The challenge for Canadians when it comes to diversifying is to understand the difference between problems that are systemic and those that are unique. The idea is explained well by Joseph Heath in his book Filthy Lucre. Using hunters trying to avoid starvation he notes that “10 hunters agree to share with one another, so that those who were lucky had a good day give some of their catch to those who were unlucky and had a bad day…the result will be a decrease in variance.” This type of risk pooling is premised off the idea “that one hunter’s chances of coming home empty handed must be unrelated to any other hunter’s chances of coming home empty handed.”  Systemic risk is when “something happens that simultaneously reduces everyone’s chances of catching some game.” This is why it is unhelpful to have more than one Canadian equity mutual fund in a portfolio, and to be cognizant of high correlation between funds.

The question investors should be asking is about the correlation between their investments. That information isn’t usually available except to people (like myself) who pay for services to provide that kind of data.
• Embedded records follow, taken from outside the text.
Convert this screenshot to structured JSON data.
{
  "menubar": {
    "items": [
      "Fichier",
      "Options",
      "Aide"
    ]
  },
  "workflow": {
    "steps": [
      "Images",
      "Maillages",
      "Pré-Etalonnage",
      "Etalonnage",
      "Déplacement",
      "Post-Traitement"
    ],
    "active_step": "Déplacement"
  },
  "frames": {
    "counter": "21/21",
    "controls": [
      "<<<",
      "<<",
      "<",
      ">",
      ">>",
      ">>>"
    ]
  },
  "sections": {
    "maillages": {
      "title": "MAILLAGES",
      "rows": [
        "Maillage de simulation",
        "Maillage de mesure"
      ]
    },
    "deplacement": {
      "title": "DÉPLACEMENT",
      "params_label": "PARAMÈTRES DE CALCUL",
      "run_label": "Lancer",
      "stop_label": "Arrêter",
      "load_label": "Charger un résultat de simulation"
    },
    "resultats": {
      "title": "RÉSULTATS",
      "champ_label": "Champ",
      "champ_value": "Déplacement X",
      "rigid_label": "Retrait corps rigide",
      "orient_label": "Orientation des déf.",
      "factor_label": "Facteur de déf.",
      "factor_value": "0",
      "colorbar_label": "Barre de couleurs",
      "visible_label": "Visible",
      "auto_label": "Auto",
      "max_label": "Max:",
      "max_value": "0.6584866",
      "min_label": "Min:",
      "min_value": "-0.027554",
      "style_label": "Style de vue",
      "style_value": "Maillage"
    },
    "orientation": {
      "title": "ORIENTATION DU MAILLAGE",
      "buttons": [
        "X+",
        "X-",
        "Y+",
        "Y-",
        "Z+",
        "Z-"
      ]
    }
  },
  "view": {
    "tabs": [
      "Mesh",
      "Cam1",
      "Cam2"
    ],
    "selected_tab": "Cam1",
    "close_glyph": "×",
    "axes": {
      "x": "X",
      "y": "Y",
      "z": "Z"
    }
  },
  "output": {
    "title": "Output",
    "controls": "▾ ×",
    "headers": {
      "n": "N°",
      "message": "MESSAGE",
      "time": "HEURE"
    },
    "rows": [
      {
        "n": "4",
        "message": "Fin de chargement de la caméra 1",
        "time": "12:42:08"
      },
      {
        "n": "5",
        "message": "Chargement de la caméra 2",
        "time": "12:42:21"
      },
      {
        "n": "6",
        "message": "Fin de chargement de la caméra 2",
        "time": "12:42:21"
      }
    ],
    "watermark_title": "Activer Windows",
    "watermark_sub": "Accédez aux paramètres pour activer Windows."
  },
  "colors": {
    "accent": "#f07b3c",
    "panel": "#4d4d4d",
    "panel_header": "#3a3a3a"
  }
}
But a financial advisor should be able to give you insight into not just the historic volatility of your investments, but also how closely they correlate with the rest of the portfolio.

Sadly I have no insights as to whether the market might have a correction this year, nor what the magnitude of such a correction could be. For my portfolio, and all the portfolios I manage the goal will be to continue to seek returns from the markets while at the same time finding protection through a diversified set of holdings.